SOLVCON v0.1 and Beyond

Create date: 2011/8/11

SOLVCON v0.1 marks a milestone. Before version 0.1, the development of SOLVCON focused on the proof of concept of using Python to construct a software framework for a multi-physics, highly-parallelized system that solves for conservation laws based on unstructured meshes. SOLVCON includes two distinct physical models: One for compressible flows and the other for stress waves in anisotropic elastic solids. The code can deliver more than 0.3 million elements/second on a Xeon or Opteron by using OpenMP, which is a reasonable speed for time-accurate CFD solvers in production use. The calculations can be scaled up to use more than 1,000 CPU cores. In addition to these results, SOLVCON showed tremendous potentials by incorporating in situ visualization, hybrid parallelism, and GPGPU computing (on clusters).

After summarizing the proof of concept by releasing version 0.1, I can now plan for further development of SOLVCON.

The CESE Method

The CESE method will still be employed as the default numerical method of SOLVCON. The current development of the CESE method implementation in SOLVCON is directed to high-order schemes. The high-order CESE method are being implemented by David Bilyeu and me. A prototype of the fourth-order Euler solver has been worked out and is awaiting validation and consolidation.

For complex physical processes that involve more than 10 or 20 conservation variables, the implementation of the CESE method should use compress sparse row (CSR) or a similar format for the buffers of the Jacobian matrices, in order to same memory and potentially to speed up.

Scalability and MPI

Scalability of SOLVCON will be further improved by making the distributed-memory parallel computing comply to the single-process (thread-less), massively-parallelized, message-passing architecture.

The change will also facilitate simplification of the executional model. Parallel calculations will be launched through standard MPI utilities only. Currently, SOLVCON can be launched by MPI utilities or its own remote procedure call (RPC) sub-system. In the future the custom sub-system will be discontinued.

The way for SOLVCON to invoke MPI will also change. Currently, MPI libraries are invoked through ctypes. This approach is cumbersome for deploying SOLVCON onto various supercomputers/clusters. Changing to use mpi4py will solve the issue. mpi4py will introduce an abstraction layer that deals with the wrapping of MPI.

These changes will make the code base more compact and easier to be maintained.

Code for domain decomposition will be further optimized for speed and memory, in order to efficiently use more than 100 million elements in routine simulations along with in situ visualization.

Physical Models

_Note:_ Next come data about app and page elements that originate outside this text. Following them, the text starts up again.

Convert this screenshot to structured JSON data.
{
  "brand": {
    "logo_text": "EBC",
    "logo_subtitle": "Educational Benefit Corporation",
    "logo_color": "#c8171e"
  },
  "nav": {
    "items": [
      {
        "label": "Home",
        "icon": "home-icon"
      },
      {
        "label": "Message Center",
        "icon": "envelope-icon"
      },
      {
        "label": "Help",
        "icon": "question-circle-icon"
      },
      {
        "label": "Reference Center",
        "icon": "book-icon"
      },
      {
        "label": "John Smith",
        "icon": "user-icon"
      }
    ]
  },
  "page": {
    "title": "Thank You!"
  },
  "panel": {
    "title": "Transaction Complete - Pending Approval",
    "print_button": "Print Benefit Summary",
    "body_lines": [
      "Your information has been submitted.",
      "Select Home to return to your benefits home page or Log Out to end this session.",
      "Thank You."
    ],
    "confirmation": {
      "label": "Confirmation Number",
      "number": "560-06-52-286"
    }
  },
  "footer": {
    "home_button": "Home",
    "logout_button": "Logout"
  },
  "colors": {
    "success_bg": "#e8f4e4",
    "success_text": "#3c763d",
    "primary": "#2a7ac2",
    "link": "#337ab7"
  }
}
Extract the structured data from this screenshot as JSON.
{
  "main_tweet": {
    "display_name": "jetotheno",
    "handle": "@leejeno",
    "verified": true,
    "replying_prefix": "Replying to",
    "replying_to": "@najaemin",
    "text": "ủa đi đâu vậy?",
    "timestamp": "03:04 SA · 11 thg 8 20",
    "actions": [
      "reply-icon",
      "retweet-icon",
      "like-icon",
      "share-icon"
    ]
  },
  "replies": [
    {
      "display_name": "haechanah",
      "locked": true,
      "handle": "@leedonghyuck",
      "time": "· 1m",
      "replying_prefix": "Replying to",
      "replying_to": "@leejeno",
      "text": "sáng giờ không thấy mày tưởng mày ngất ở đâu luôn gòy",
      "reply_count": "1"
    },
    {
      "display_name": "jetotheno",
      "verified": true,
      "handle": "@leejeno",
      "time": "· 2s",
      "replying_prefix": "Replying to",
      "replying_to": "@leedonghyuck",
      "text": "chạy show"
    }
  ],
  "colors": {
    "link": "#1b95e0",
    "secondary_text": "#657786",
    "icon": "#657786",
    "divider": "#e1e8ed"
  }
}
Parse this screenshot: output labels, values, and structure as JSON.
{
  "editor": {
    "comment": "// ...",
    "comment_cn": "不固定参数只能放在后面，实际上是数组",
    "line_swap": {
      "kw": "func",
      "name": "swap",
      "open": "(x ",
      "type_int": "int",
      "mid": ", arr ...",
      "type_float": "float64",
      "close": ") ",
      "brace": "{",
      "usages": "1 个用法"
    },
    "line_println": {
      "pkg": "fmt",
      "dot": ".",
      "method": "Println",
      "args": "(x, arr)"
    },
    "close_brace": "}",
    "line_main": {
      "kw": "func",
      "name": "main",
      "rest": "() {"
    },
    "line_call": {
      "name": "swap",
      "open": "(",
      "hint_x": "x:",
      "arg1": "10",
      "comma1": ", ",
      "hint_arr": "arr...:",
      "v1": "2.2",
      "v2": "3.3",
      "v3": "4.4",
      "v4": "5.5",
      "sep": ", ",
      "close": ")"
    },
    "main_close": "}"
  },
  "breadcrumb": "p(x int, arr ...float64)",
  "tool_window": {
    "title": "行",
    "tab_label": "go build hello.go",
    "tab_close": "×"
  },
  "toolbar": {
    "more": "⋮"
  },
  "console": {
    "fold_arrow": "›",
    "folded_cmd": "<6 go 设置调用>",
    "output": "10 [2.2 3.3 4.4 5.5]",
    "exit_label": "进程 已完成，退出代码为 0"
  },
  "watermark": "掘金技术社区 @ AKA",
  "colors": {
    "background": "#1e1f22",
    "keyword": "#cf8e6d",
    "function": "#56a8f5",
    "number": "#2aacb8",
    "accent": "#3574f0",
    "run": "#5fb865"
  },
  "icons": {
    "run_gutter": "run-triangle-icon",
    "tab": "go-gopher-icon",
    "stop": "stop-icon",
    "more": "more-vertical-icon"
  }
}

The immediate development task after the release of version 0.1 is to add viscous terms in the compressible flow solver. Based on the 2nd-order CESE method, the treatment of the new diffusive fluxes will be added to the implementation to complement the existing treatment of the convective fluxes.

Two more physical models will be incorporated into SOLVCON into the name space solvcon.kerpak: (i) waves in viscoelastic media and (ii) liquid flows.

Other physical processes under planning include electromagnetic waves and stress waves in piezoelectric solids.